The Plaza of Heroines: Monument, lane, legend

Staff Reporter

Two Wichita State graduate students walk the path between the Rhatigan Student Center and Ablah library.

The first student takes the center brick path and sits down on a cement bench. The second goes out of his way to avoid the brick, choosing instead to walk the cement path around the center structure.

“I never go through this way,” graduate student Karri Vamsi said, referring to the Plaza of Heroines, a brick plaza in the heart of campus honoring local influential women.

The rumor is those who walk through the Plaza of Heroines do not graduate. The legend has several variations, of course.  Some claim one has to walk through the plaza during freshman year. Others claim walking atop the bricks only prevents a “timely” graduation, or the ability to graduate a program in the four years a person “should be able to.”

“I’d call the WSU story about the Plaza of Heroines a ‘legend’ instead of a ‘myth,’” said Timothy Lloyd, the executive director of American Folklore Society. “Legends are stories told as true that have a historical basis and often describe or give significance to a feature of a local place.”

Psychology graduate student Luke Cylke, the first student to approach the plaza in the scenario, said he walks through the Plaza of Heroines frequently.

“I got my bachelor’s from a different university … So I’m here just for graduate school,” Cylke said. “Hopefully I’ll graduate.”

Cylke said he had not heard of the legend of the Plaza of Heroines before this week.  

“The Plaza of Heroines is a haven for contemplation and a gathering place for celebration,” according to a website created for the structure.

The structure was created in memorial and celebration of great women in the community.

“In the plaza, engraved bricks, granite paving stones and sweeping granite benches permanently record the names of the women being honored,” the website states. “Individuals, families, associations, businesses and organizations — regardless of affiliation with WSU, all are welcome to pay loving tribute to women they wish to recognize as heroines.”

The Center for Women’s Studies was unavailable for comment.
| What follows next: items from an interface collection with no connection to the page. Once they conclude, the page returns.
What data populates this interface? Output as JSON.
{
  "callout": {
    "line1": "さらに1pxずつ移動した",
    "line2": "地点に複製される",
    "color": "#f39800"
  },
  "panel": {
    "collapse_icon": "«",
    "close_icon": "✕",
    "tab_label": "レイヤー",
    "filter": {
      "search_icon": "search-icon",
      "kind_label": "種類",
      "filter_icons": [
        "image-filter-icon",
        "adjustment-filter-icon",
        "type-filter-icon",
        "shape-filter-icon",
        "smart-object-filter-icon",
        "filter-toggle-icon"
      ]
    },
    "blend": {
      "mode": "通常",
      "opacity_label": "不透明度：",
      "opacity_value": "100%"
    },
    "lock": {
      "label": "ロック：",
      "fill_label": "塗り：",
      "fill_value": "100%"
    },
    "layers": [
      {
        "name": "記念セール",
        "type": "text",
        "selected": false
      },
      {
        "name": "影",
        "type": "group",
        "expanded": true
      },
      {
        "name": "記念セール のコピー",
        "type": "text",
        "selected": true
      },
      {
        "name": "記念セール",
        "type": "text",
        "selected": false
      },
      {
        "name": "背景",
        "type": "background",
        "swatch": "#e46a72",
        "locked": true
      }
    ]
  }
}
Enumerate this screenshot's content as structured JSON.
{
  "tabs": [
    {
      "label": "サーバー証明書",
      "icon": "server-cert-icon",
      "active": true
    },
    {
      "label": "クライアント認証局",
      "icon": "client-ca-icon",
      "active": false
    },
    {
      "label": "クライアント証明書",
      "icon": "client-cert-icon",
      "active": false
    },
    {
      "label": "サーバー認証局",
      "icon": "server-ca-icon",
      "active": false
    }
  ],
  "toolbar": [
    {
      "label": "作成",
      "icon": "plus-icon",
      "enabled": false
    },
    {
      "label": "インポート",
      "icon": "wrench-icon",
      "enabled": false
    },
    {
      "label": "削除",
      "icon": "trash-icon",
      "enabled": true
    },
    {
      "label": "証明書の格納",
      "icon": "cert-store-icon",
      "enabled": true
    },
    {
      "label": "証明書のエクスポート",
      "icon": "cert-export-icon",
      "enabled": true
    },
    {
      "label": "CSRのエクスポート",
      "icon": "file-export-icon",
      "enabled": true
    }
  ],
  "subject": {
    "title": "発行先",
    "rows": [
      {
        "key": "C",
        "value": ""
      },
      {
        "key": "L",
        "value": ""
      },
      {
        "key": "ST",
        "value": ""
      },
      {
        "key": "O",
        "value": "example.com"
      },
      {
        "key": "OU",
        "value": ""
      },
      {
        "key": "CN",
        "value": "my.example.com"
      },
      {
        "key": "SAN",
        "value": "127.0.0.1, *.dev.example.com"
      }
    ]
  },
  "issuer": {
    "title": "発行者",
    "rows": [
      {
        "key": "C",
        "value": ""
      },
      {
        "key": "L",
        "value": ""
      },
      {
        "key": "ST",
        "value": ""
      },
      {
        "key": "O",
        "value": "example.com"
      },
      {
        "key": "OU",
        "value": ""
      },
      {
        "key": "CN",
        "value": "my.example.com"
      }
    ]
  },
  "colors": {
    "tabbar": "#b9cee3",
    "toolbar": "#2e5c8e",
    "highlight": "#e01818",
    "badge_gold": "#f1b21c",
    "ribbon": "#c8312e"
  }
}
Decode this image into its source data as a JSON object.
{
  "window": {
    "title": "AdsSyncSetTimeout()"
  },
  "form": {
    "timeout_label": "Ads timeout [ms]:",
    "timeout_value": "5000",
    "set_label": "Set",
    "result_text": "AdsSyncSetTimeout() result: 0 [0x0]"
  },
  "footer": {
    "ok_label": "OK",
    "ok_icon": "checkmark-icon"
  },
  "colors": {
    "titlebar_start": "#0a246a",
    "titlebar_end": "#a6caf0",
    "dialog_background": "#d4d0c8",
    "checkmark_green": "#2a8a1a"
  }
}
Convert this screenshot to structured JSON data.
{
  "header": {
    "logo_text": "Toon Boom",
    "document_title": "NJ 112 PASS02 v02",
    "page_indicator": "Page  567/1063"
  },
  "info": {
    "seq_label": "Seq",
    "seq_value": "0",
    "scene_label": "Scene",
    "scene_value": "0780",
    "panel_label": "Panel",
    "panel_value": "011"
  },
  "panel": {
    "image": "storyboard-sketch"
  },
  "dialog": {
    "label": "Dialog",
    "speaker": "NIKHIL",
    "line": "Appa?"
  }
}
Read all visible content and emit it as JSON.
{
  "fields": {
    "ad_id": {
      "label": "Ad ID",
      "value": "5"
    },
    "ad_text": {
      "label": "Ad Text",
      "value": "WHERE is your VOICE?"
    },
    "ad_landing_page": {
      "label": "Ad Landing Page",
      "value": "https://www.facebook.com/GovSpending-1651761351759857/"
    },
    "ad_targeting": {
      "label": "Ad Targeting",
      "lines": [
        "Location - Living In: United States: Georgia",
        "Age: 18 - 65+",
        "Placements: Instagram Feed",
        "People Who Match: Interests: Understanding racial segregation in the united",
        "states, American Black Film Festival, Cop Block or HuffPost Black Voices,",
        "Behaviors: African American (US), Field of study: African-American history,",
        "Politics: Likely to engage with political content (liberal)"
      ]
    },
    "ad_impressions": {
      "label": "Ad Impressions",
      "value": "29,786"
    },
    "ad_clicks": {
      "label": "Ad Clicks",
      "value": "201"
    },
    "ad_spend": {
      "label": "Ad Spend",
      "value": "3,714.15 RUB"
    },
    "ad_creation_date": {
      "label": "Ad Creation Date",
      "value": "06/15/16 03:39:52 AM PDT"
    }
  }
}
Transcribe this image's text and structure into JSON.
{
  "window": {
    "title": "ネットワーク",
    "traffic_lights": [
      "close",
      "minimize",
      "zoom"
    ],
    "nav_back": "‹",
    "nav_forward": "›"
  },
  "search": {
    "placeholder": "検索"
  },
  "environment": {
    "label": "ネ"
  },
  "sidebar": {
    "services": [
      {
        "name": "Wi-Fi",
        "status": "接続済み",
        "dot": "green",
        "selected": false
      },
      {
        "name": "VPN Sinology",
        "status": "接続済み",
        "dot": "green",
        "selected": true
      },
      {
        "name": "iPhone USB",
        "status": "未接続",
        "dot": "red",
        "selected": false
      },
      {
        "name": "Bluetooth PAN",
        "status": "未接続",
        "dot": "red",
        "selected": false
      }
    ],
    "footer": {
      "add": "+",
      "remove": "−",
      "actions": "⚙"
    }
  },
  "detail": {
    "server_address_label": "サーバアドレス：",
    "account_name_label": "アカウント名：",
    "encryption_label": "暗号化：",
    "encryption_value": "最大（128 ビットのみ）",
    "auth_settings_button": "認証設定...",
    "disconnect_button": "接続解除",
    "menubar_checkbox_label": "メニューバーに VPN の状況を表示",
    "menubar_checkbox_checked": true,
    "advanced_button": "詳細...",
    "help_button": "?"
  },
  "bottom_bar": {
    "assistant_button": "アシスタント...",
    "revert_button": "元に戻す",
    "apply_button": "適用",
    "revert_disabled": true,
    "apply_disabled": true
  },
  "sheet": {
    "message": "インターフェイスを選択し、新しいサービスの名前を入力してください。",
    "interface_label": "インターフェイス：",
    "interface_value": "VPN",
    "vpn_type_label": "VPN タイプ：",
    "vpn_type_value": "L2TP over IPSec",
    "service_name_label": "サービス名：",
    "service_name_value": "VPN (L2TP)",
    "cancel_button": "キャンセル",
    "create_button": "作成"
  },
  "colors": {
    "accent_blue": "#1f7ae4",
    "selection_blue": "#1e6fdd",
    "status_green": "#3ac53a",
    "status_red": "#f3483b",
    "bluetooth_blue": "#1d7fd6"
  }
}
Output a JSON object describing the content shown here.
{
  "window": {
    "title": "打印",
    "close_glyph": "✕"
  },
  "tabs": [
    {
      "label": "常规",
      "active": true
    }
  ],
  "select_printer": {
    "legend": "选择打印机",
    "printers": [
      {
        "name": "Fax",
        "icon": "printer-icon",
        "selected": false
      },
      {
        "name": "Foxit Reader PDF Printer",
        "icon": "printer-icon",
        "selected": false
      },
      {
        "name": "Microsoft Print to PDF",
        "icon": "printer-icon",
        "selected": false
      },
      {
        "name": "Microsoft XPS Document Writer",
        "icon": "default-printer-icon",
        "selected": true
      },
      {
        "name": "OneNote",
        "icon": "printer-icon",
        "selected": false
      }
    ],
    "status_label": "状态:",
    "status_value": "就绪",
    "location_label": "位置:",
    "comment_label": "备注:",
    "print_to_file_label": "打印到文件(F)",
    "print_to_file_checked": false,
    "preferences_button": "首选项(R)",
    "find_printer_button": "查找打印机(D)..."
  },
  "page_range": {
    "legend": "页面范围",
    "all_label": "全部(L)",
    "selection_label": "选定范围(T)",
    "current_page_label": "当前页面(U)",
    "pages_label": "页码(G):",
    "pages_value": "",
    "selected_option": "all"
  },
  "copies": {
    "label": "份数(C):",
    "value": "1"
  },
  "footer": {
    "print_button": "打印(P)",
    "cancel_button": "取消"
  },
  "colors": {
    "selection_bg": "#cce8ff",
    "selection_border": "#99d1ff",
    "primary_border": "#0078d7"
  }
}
There was no research available on campus to back up the claims of this legend.  

“Now that I know [about the legend],” Cylke said, “I’ll have to watch to see how many of the people walk around it.”